c) The largest gland in the human body- the liver. WHO in his or her sane mind would claim that this question was based on “science” and hence was outside the scope of the syllabus?
The fallacious distinction between ‘general, elementary GK’ and “static GK”: one candidate who took the CLAT this year expressed her indignation at why there was a question on Rousseau- who was the political ideologue of the French Revolution. Her stand was- the French Revolution took place outside the time-frame as specified in the examination notification, hence that comes under “static GK” and hence that was outside the prescribed syllabus, and so on. Very rarely does one get to hear of more specious arguments!

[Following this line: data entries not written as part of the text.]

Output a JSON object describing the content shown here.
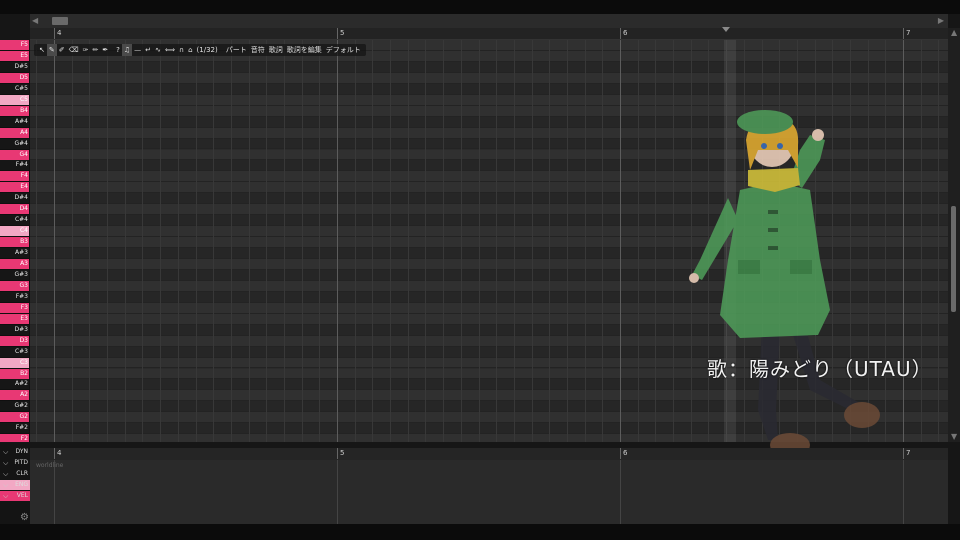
{
  "ruler": {
    "markers": [
      "4",
      "5",
      "6",
      "7"
    ]
  },
  "toolbar": {
    "tools": [
      {
        "icon": "cursor-icon",
        "glyph": "↖"
      },
      {
        "icon": "pencil-icon",
        "glyph": "✎"
      },
      {
        "icon": "pen-plus-icon",
        "glyph": "✐"
      },
      {
        "icon": "eraser-icon",
        "glyph": "⌫"
      },
      {
        "icon": "draw-pitch-icon",
        "glyph": "✑"
      },
      {
        "icon": "overwrite-pitch-icon",
        "glyph": "✏"
      },
      {
        "icon": "knife-icon",
        "glyph": "✒"
      }
    ],
    "toggles": [
      {
        "icon": "help-icon",
        "glyph": "?"
      },
      {
        "icon": "note-icon",
        "glyph": "♫"
      },
      {
        "icon": "pitch-line-icon",
        "glyph": "—"
      },
      {
        "icon": "snap-icon",
        "glyph": "↵"
      },
      {
        "icon": "vibrato-icon",
        "glyph": "∿"
      },
      {
        "icon": "phoneme-icon",
        "glyph": "⟺"
      },
      {
        "icon": "tips-icon",
        "glyph": "∩"
      },
      {
        "icon": "playhead-follow-icon",
        "glyph": "⌂"
      }
    ],
    "snap": "(1/32)",
    "menus": [
      "パート",
      "音符",
      "歌詞",
      "歌詞を編集",
      "デフォルト"
    ]
  },
  "keys": [
    {
      "label": "F5",
      "type": "white"
    },
    {
      "label": "E5",
      "type": "white"
    },
    {
      "label": "D#5",
      "type": "black"
    },
    {
      "label": "D5",
      "type": "white"
    },
    {
      "label": "C#5",
      "type": "black"
    },
    {
      "label": "C5",
      "type": "light"
    },
    {
      "label": "B4",
      "type": "white"
    },
    {
      "label": "A#4",
      "type": "black"
    },
    {
      "label": "A4",
      "type": "white"
    },
    {
      "label": "G#4",
      "type": "black"
    },
    {
      "label": "G4",
      "type": "white"
    },
    {
      "label": "F#4",
      "type": "black"
    },
    {
      "label": "F4",
      "type": "white"
    },
    {
      "label": "E4",
      "type": "white"
    },
    {
      "label": "D#4",
      "type": "black"
    },
    {
      "label": "D4",
      "type": "white"
    },
    {
      "label": "C#4",
      "type": "black"
    },
    {
      "label": "C4",
      "type": "light"
    },
    {
      "label": "B3",
      "type": "white"
    },
    {
      "label": "A#3",
      "type": "black"
    },
    {
      "label": "A3",
      "type": "white"
    },
    {
      "label": "G#3",
      "type": "black"
    },
    {
      "label": "G3",
      "type": "white"
    },
    {
      "label": "F#3",
      "type": "black"
    },
    {
      "label": "F3",
      "type": "white"
    },
    {
      "label": "E3",
      "type": "white"
    },
    {
      "label": "D#3",
      "type": "black"
    },
    {
      "label": "D3",
      "type": "white"
    },
    {
      "label": "C#3",
      "type": "black"
    },
    {
      "label": "C3",
      "type": "light"
    },
    {
      "label": "B2",
      "type": "white"
    },
    {
      "label": "A#2",
      "type": "black"
    },
    {
      "label": "A2",
      "type": "white"
    },
    {
      "label": "G#2",
      "type": "black"
    },
    {
      "label": "G2",
      "type": "white"
    },
    {
      "label": "F#2",
      "type": "black"
    },
    {
      "label": "F2",
      "type": "white"
    }
  ],
  "expressions": [
    {
      "name": "DYN",
      "style": "normal"
    },
    {
      "name": "PITD",
      "style": "normal"
    },
    {
      "name": "CLR",
      "style": "normal"
    },
    {
      "name": "ENG",
      "style": "lightpink"
    },
    {
      "name": "VEL",
      "style": "pink"
    }
  ],
  "expression_hint": "worldline",
  "lyric_overlay": "歌：陽みどり（UTAU）",
  "colors": {
    "white_key": "#e83874",
    "highlight_key": "#f2a8c4",
    "coat": "#4f9e5a",
    "hair": "#e8b030",
    "scarf": "#d9c73a"
  }
}
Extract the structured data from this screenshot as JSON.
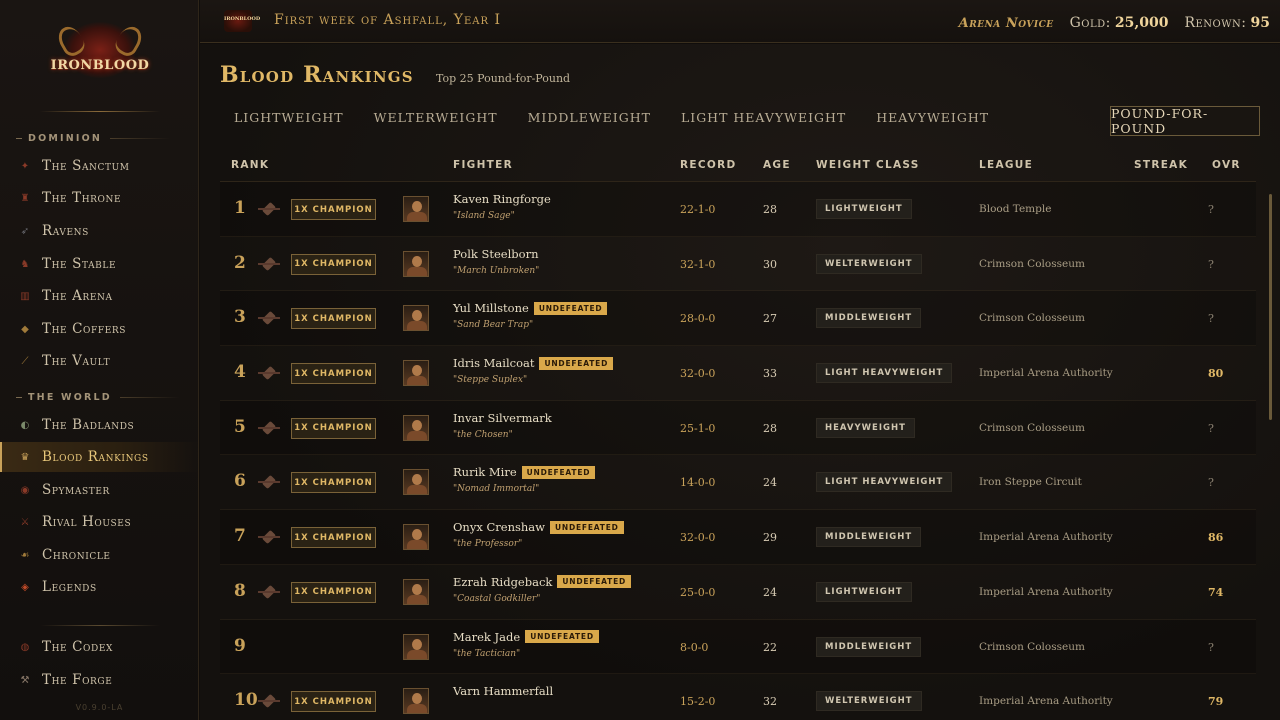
{
  "app": {
    "logo_text": "IRONBLOOD",
    "version": "V0.9.0-LA",
    "accent": "#e0b866"
  },
  "topbar": {
    "date": "First week of Ashfall, Year I",
    "rank_title": "Arena Novice",
    "gold_label": "Gold:",
    "gold_value": "25,000",
    "renown_label": "Renown:",
    "renown_value": "95"
  },
  "sidebar": {
    "section_dominion": "DOMINION",
    "section_world": "THE WORLD",
    "items": [
      {
        "label": "The Sanctum",
        "icon": "sanctum-icon"
      },
      {
        "label": "The Throne",
        "icon": "throne-icon"
      },
      {
        "label": "Ravens",
        "icon": "raven-icon"
      },
      {
        "label": "The Stable",
        "icon": "stable-icon"
      },
      {
        "label": "The Arena",
        "icon": "arena-icon"
      },
      {
        "label": "The Coffers",
        "icon": "coffers-icon"
      },
      {
        "label": "The Vault",
        "icon": "vault-icon"
      },
      {
        "label": "The Badlands",
        "icon": "badlands-icon"
      },
      {
        "label": "Blood Rankings",
        "icon": "trophy-icon"
      },
      {
        "label": "Spymaster",
        "icon": "eye-icon"
      },
      {
        "label": "Rival Houses",
        "icon": "house-icon"
      },
      {
        "label": "Chronicle",
        "icon": "book-icon"
      },
      {
        "label": "Legends",
        "icon": "legend-icon"
      },
      {
        "label": "The Codex",
        "icon": "codex-icon"
      },
      {
        "label": "The Forge",
        "icon": "forge-icon"
      }
    ]
  },
  "page": {
    "title": "Blood Rankings",
    "subtitle": "Top 25 Pound-for-Pound",
    "tabs": [
      "LIGHTWEIGHT",
      "WELTERWEIGHT",
      "MIDDLEWEIGHT",
      "LIGHT HEAVYWEIGHT",
      "HEAVYWEIGHT"
    ],
    "active_tab": "POUND-FOR-POUND"
  },
  "table": {
    "headers": {
      "rank": "RANK",
      "fighter": "FIGHTER",
      "record": "RECORD",
      "age": "AGE",
      "weight": "WEIGHT CLASS",
      "league": "LEAGUE",
      "streak": "STREAK",
      "ovr": "OVR"
    },
    "rows": [
      {
        "rank": "1",
        "champion": "1X CHAMPION",
        "name": "Kaven Ringforge",
        "badge": "",
        "nick": "\"Island Sage\"",
        "record": "22-1-0",
        "age": "28",
        "weight": "LIGHTWEIGHT",
        "league": "Blood Temple",
        "ovr": "?"
      },
      {
        "rank": "2",
        "champion": "1X CHAMPION",
        "name": "Polk Steelborn",
        "badge": "",
        "nick": "\"March Unbroken\"",
        "record": "32-1-0",
        "age": "30",
        "weight": "WELTERWEIGHT",
        "league": "Crimson Colosseum",
        "ovr": "?"
      },
      {
        "rank": "3",
        "champion": "1X CHAMPION",
        "name": "Yul Millstone",
        "badge": "UNDEFEATED",
        "nick": "\"Sand Bear Trap\"",
        "record": "28-0-0",
        "age": "27",
        "weight": "MIDDLEWEIGHT",
        "league": "Crimson Colosseum",
        "ovr": "?"
      },
      {
        "rank": "4",
        "champion": "1X CHAMPION",
        "name": "Idris Mailcoat",
        "badge": "UNDEFEATED",
        "nick": "\"Steppe Suplex\"",
        "record": "32-0-0",
        "age": "33",
        "weight": "LIGHT HEAVYWEIGHT",
        "league": "Imperial Arena Authority",
        "ovr": "80"
      },
      {
        "rank": "5",
        "champion": "1X CHAMPION",
        "name": "Invar Silvermark",
        "badge": "",
        "nick": "\"the Chosen\"",
        "record": "25-1-0",
        "age": "28",
        "weight": "HEAVYWEIGHT",
        "league": "Crimson Colosseum",
        "ovr": "?"
      },
      {
        "rank": "6",
        "champion": "1X CHAMPION",
        "name": "Rurik Mire",
        "badge": "UNDEFEATED",
        "nick": "\"Nomad Immortal\"",
        "record": "14-0-0",
        "age": "24",
        "weight": "LIGHT HEAVYWEIGHT",
        "league": "Iron Steppe Circuit",
        "ovr": "?"
      },
      {
        "rank": "7",
        "champion": "1X CHAMPION",
        "name": "Onyx Crenshaw",
        "badge": "UNDEFEATED",
        "nick": "\"the Professor\"",
        "record": "32-0-0",
        "age": "29",
        "weight": "MIDDLEWEIGHT",
        "league": "Imperial Arena Authority",
        "ovr": "86"
      },
      {
        "rank": "8",
        "champion": "1X CHAMPION",
        "name": "Ezrah Ridgeback",
        "badge": "UNDEFEATED",
        "nick": "\"Coastal Godkiller\"",
        "record": "25-0-0",
        "age": "24",
        "weight": "LIGHTWEIGHT",
        "league": "Imperial Arena Authority",
        "ovr": "74"
      },
      {
        "rank": "9",
        "champion": "",
        "name": "Marek Jade",
        "badge": "UNDEFEATED",
        "nick": "\"the Tactician\"",
        "record": "8-0-0",
        "age": "22",
        "weight": "MIDDLEWEIGHT",
        "league": "Crimson Colosseum",
        "ovr": "?"
      },
      {
        "rank": "10",
        "champion": "1X CHAMPION",
        "name": "Varn Hammerfall",
        "badge": "",
        "nick": "",
        "record": "15-2-0",
        "age": "32",
        "weight": "WELTERWEIGHT",
        "league": "Imperial Arena Authority",
        "ovr": "79"
      }
    ]
  }
}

It would be premature to comment upon what the pattern in 2013 will be. It would be criminal to “predict” and “hope” and lead the aspirants for 2013 into another vortex of hollow claims and illusions.
Prudence demands, and necessity dictates, that candidates keep the following in mind, and follow them to the T:

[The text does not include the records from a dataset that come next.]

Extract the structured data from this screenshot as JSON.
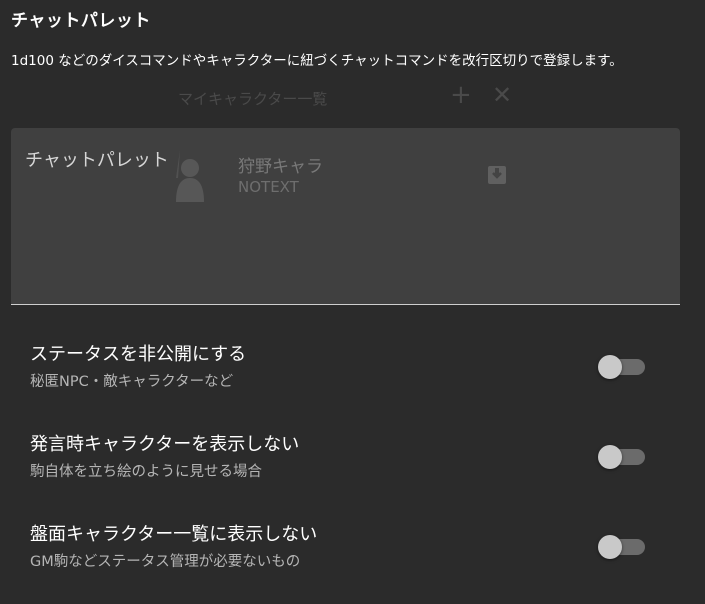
{
  "section": {
    "title": "チャットパレット",
    "description": "1d100 などのダイスコマンドやキャラクターに紐づくチャットコマンドを改行区切りで登録します。"
  },
  "background_window": {
    "title": "マイキャラクター一覧",
    "character_name": "狩野キャラ",
    "character_subtext": "NOTEXT",
    "plus_icon": "plus-icon",
    "close_icon": "close-icon",
    "save_icon": "save-icon",
    "avatar_icon": "character-silhouette"
  },
  "chat_palette": {
    "label": "チャットパレット",
    "value": ""
  },
  "settings": [
    {
      "title": "ステータスを非公開にする",
      "subtitle": "秘匿NPC・敵キャラクターなど",
      "enabled": false
    },
    {
      "title": "発言時キャラクターを表示しない",
      "subtitle": "駒自体を立ち絵のように見せる場合",
      "enabled": false
    },
    {
      "title": "盤面キャラクター一覧に表示しない",
      "subtitle": "GM駒などステータス管理が必要ないもの",
      "enabled": false
    }
  ],
  "colors": {
    "background": "#2b2b2b",
    "switch_track": "#6b6b6b",
    "switch_thumb": "#c9c9c9",
    "subtext": "#b5b5b5"
  }
}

1. Understand this- there is never any “prescribed syllabus” or strict boundaries of what all can be asked in a competitive examination. So, it becomes imperative to understand HOW particular subjects are tested, instead of going by merely “what all comes in the paper”, drawing up a list (more often than not based on misconceived ideas) and then proceeding to mug it up by rote. That is a sure shot recipe for disaster.

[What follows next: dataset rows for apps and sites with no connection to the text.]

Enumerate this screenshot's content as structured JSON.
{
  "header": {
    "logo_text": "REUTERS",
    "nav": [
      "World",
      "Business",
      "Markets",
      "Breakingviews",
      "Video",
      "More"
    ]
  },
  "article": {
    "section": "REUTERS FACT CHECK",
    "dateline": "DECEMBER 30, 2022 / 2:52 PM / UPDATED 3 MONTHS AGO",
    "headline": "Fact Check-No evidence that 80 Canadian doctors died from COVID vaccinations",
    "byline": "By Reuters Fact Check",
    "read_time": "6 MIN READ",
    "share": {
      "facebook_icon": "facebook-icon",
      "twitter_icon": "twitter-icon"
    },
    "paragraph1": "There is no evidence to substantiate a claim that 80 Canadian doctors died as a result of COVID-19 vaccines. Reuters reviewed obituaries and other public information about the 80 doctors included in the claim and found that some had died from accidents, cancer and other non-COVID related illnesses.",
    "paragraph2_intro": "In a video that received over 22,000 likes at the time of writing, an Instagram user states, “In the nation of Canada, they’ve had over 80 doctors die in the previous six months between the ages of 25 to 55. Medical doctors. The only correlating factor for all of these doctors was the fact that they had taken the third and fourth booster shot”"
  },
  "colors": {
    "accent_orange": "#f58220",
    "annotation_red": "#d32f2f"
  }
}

Be objective and apply rationality, prepare for every kind of eventuality and pattern, instead of taking anyone’s words as the gospel truth and then living to repent later.
2. Get to the heart of the matter- be it GK, Current affairs, or legal reasoning. You must get a strong grip on the conceptual understanding about whatever you are reading, and only then should you go on to memorise. DO NOT get into the “static vs current GK” rigmarole- it is stupid and often misleading, as many candidates have realised to their detriment now.
3. There is something called basic or elementary knowledge- in the fields of GK as well as legal principles, and you MUST be well-versed with the same. A substantial part of it is based on an understanding of what all is happening around you- go back to the examples of the Arushi Talwar case or the Gulbarg Society carnage.
4. In reasoning, practise keeping in mind every kind of conceivable pattern; and if in the examination you find a pattern totally different from what you have practised throughout the year, do let it knock the wind out of your sails. Rather- remain confident that you have the ability to reason, and have a clear understanding of the concepts involved- and just proceed to answering accurately.
The CLAT is not some kind of mysterious monster that has to be slain. It is, and remains a very simple examination based on clearly enunciated fundamental parameters (notwithstanding the occasional aberrations in some years)- reasoning ability and understanding of concepts. Anything else which it is being made out to be- is far from the truth, and is based on flawed premises. Just sincerely take care of the pennies, and the pounds shall take care of themselves.
Image from here.
Saurav Datta, a graduate of NUJS (Class of 2007), was the National Product Anchor of LST, and has been training law school aspirants since 2002. He is presently based out of Mumbai, where he is involved in academia, editing, research, and he continues to train LSTians and mentor law school aspirants.
NB: Views expressed are personal of the author and does not reflect the views of Bar & Bench.